Russia has developed the first vaccine offering “sustainable immunity” against the coronavirus, President Vladimir Putin announced Tuesday, reports AFP.
“This morning, for the first time in the world, a vaccine against the new coronavirus was registered” in Russia, he said during a televised video conference call with government ministers on Tuesday.
“One of my daughters had this vaccine. I think in this sense she took part in the experiment,” Putin said.
Russia has been pushing hard to quickly develop a coronavirus vaccine and said earlier this month it hoped to launch mass production within weeks and turn out “several million” doses per month by next year.
The World Health Organization last week urged Russia to follow established guidelines and go “through all the stages” necessary to develop a safe vaccine.
The pandemic has seen an unprecedented mobilisation of funding and research to rush through a vaccine that can protect billions of people worldwide.
The Russian leader noted that the first Russian COVID-19 vaccine forms stable cell and antibody immunity, reports TASS.
The Russian leader pointed out that "some people do not have any symptoms at all" after getting a vaccine shot.
Putin added that the vaccine, developed by Moscow's Gamaleya Institute, has proven efficient during tests and promises to offer "sustainable immunity" against the coronavirus.
"I would like to repeat that it has passed all the necessary tests,'' Putin said.
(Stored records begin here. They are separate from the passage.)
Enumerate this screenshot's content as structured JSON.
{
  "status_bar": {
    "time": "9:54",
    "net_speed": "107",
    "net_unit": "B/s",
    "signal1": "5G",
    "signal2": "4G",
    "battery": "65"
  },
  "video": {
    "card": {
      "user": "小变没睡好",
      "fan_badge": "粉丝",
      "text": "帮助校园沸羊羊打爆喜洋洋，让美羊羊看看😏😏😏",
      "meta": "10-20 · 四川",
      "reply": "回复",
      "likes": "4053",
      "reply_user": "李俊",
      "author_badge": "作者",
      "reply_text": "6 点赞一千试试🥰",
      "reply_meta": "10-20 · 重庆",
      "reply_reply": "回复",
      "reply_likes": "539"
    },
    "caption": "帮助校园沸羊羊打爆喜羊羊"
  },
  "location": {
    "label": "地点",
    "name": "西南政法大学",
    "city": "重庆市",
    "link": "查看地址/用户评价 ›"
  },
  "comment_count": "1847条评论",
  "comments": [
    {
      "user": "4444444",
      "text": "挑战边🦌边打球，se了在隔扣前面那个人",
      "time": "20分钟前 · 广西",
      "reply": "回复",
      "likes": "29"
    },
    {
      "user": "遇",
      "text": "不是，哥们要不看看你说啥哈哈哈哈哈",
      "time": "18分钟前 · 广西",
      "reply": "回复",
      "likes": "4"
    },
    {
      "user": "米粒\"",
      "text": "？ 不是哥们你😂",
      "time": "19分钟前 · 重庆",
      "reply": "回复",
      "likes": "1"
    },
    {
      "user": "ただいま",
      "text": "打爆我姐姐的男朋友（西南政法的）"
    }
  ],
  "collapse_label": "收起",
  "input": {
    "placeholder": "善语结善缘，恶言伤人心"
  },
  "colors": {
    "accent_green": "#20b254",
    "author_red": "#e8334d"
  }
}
The most important thing is to ensure full safety of using the vaccine and its efficiency.
Earlier the Health Minister stated that clinical trials of the vaccine developed by the Gamaleya National Research Center for Epidemiology and Microbiology of the Russian Healthcare Ministry were over.
More than 100 possible vaccines are being developed around the world to try to stop the Covid-19 pandemic. At least four are in final Phase III human trials, according to WHO data, according to agencies.
The move paves the way for mass inoculation even as the final stages of clinical trials to test safety and efficacy continue.
The speed at which Russia is moving to roll out its vaccine highlights its determination to win the global race for an effective product but has stirred concerns that it may be putting national prestige before science and safety, reports Reuters.